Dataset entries
***

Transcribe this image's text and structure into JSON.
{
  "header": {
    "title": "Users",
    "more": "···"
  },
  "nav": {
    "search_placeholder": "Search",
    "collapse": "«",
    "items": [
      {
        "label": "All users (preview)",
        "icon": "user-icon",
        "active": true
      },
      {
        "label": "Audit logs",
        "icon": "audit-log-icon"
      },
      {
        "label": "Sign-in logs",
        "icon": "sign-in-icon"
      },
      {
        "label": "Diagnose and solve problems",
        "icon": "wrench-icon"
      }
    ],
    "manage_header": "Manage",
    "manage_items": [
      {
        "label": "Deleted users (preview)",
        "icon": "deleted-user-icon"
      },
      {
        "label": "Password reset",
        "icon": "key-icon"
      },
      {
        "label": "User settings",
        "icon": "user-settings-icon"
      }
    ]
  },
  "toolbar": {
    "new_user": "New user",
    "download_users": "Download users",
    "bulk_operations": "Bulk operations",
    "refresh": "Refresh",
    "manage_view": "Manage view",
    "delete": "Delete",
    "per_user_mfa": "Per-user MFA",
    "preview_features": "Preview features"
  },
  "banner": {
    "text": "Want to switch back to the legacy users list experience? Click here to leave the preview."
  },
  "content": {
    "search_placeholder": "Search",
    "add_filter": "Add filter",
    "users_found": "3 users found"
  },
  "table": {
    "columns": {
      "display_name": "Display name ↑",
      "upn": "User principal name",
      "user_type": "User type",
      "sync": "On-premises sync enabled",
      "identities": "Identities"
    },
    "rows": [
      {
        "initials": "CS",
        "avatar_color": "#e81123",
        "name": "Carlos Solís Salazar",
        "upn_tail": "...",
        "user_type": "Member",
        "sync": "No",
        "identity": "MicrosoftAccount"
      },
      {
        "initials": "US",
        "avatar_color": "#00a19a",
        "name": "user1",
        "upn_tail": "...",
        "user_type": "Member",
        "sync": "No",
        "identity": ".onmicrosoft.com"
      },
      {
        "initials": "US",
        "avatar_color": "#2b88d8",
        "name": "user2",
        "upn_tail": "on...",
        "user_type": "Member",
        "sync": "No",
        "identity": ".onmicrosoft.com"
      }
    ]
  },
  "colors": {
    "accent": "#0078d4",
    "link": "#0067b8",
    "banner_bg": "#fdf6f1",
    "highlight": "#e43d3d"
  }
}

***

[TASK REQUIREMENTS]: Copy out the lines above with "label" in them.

[YOUR SOLUTION]:
        "label": "All users (preview)",
        "label": "Audit logs",
        "label": "Sign-in logs",
        "label": "Diagnose and solve problems",
        "label": "Deleted users (preview)",
        "label": "Password reset",
        "label": "User settings",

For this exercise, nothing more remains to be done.